Problem to work on |
Gather from the listing below each line that includes the word "icon", and copy it.

Listed records |
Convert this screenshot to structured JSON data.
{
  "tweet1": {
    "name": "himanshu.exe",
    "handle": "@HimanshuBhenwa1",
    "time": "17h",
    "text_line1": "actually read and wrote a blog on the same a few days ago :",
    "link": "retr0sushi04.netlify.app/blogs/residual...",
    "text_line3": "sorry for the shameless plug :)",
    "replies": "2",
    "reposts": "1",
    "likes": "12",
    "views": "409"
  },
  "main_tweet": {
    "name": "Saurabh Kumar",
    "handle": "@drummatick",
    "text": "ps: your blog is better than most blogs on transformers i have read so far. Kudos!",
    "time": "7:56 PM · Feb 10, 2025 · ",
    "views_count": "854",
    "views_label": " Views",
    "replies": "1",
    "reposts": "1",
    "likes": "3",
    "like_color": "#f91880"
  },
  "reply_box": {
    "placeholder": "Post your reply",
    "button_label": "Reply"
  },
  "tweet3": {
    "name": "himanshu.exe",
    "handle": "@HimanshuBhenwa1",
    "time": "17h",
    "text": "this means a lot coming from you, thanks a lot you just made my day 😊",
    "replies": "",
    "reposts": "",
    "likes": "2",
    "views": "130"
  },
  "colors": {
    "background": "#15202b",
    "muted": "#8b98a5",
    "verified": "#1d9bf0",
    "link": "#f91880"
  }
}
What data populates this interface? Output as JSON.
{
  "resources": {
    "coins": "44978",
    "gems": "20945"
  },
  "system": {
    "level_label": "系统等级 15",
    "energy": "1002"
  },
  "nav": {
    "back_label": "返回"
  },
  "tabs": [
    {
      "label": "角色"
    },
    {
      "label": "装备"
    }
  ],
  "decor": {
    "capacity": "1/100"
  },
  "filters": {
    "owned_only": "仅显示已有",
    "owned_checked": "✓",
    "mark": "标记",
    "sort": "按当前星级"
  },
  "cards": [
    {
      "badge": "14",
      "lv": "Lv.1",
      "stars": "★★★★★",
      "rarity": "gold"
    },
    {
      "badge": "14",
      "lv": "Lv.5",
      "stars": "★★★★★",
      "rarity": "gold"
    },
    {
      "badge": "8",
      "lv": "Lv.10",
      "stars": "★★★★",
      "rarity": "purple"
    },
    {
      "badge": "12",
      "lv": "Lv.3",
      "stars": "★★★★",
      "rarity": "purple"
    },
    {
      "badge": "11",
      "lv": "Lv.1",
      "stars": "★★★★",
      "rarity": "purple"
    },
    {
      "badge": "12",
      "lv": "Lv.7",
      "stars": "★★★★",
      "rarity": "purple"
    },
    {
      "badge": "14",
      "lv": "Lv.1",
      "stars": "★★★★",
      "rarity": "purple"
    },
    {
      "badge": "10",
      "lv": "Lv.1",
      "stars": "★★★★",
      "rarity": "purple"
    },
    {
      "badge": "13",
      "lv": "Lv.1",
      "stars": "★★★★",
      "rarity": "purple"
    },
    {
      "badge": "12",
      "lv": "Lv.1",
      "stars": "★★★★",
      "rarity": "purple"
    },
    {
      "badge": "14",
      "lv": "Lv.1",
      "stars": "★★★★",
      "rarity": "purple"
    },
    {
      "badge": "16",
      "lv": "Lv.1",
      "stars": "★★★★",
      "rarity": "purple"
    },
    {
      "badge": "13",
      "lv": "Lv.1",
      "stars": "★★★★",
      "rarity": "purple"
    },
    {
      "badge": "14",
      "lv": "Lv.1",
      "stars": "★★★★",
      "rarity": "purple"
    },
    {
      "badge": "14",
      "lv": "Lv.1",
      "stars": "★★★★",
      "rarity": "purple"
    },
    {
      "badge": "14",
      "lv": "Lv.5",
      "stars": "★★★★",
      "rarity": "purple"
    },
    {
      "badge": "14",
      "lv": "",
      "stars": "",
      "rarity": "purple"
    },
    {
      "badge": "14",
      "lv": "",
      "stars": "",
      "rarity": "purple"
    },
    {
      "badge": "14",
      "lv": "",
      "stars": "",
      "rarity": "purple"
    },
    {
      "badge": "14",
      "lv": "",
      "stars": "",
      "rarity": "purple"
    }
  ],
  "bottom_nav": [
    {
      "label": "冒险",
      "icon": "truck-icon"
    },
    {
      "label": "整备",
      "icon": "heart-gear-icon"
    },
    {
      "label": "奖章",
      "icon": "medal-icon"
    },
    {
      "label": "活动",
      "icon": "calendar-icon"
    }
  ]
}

Response for this exercise |
      "icon": "truck-icon"
      "icon": "heart-gear-icon"
      "icon": "medal-icon"
      "icon": "calendar-icon"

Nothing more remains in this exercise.